$120m paid to end bribery trial shocks industry anticipating end of impresario’s career
Bernie Ecclestone insists he will return to work at the helm of Formula One as normal, despite outrage in Germany at the record 60 million he paid to end his bribery trial.
The F1 chief executive, who has reigned over the sport for four decades, admitted he was relieved after the Munich court dropped his career-threatening charges.
Ecclestone said it was back to business as usual with him regaining his seat on F1's main board, Delta Topco. However, the sport's majority shareholder, CVC Capital Partners, and the board, declined to comment.
"I stood down for obvious reasons, but I'll be back on again now," the 83-year-old said from his London office, just hours after leaving the Munich courtroom for the final time. "Everything is back to normal."
Had Ecclestone been found guilty, he would have faced 10 years in prison and lost his iron grip on the sport he has dominated and largely made in his image.
But Ecclestone, again showing himself to be a great survivor, successfully negotiated a deal with prosecutors in Munich whereby he will hand over 60 million ($120 million) in the next seven days.
It prompted a furious reaction from some quarters in Germany, after prosecutors spent years preparing the legal case against Ecclestone.
A former Justice Minister described the situation as "galling", calling for the closure of the legal loophole that enabled Ecclestone to settle.
"It is not in harmony with the sense and purpose of our legal practices," Sabine Leutheusser-Schnarrenberger said. However, Peter Noll, the presiding judge in the case, told the court yesterday that a conviction was "not particularly likely". Ecclestone's age and health, as well as the huge public attention on the trial, were also factors in its abandonment. It had been due to run until October.
The dramatic development will be met with shock through the sport, with many having privately anticipated Ecclestone's demise when proceedings began earlier this year.
"At one point in the run-up to the trial, it was pretty bleak," an F1 insider said yesterday. "But yet again he has pulled off a Houdini."
Many had also suspected that CVC was hoping the German court might jettison Ecclestone from the sport as it pursues a stock market flotation.
While Ecclestone always maintained he could run Formula One despite being in court two days a week, he seemed relieved last night that his legal troubles appeared to be finally over.
However, he did describe himself as "a bit of an idiot" for handing over 60 million when in his view he was on his way to being acquitted of bribing a German banker. "What has happened today is good and bad - the good is the judge more or less said I was acquitted, and they [the prosecution] really didn't have a case.

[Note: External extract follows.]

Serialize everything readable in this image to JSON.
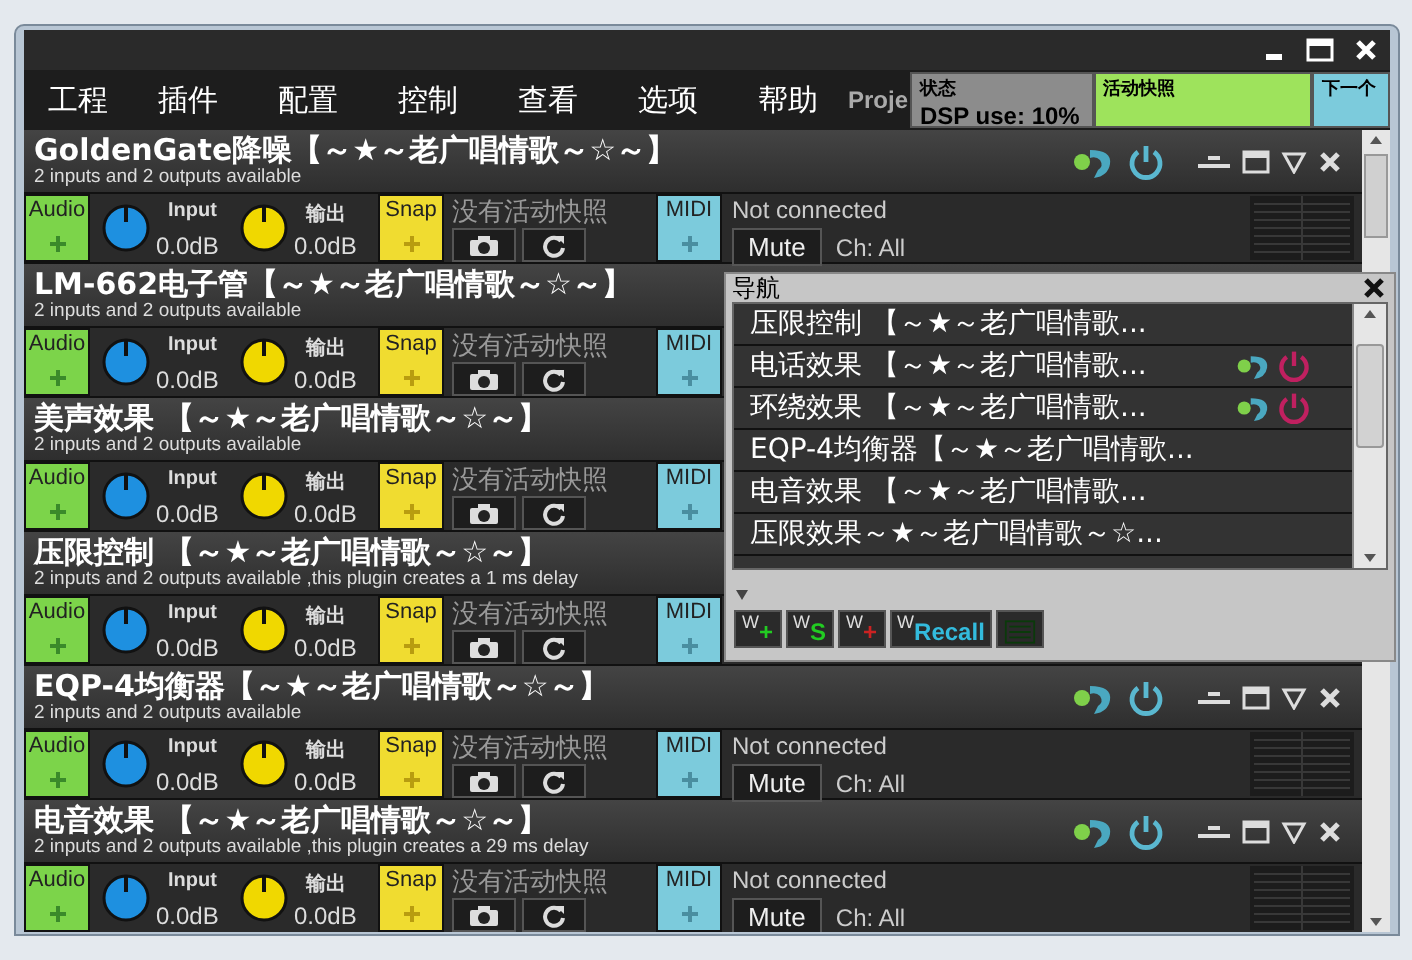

So I was a bit of an idiot to do what I did to settle because it wasn't with the judge, it was with the prosecutors.
"Anyway, it's done and finished ... I'm contented, it's all fine." He went on: "This now allows me to do what I do best, which is running F1."
Under Bavarian law a trial such as Ecclestone's can be ended if the accused makes a payment to the Treasury or a non-profit making organisation, if all sides agree.
Prosecutors had argued that Ecclestone paid Gerhard Gribkowsky, formerly the chief risk officer of BayernLB, a 26 million bribe to steer the sale of F1 from the Bavarian bank to CVC, Ecclestone's preferred buyer, in 2006.
Ecclestone has long maintained his innocence.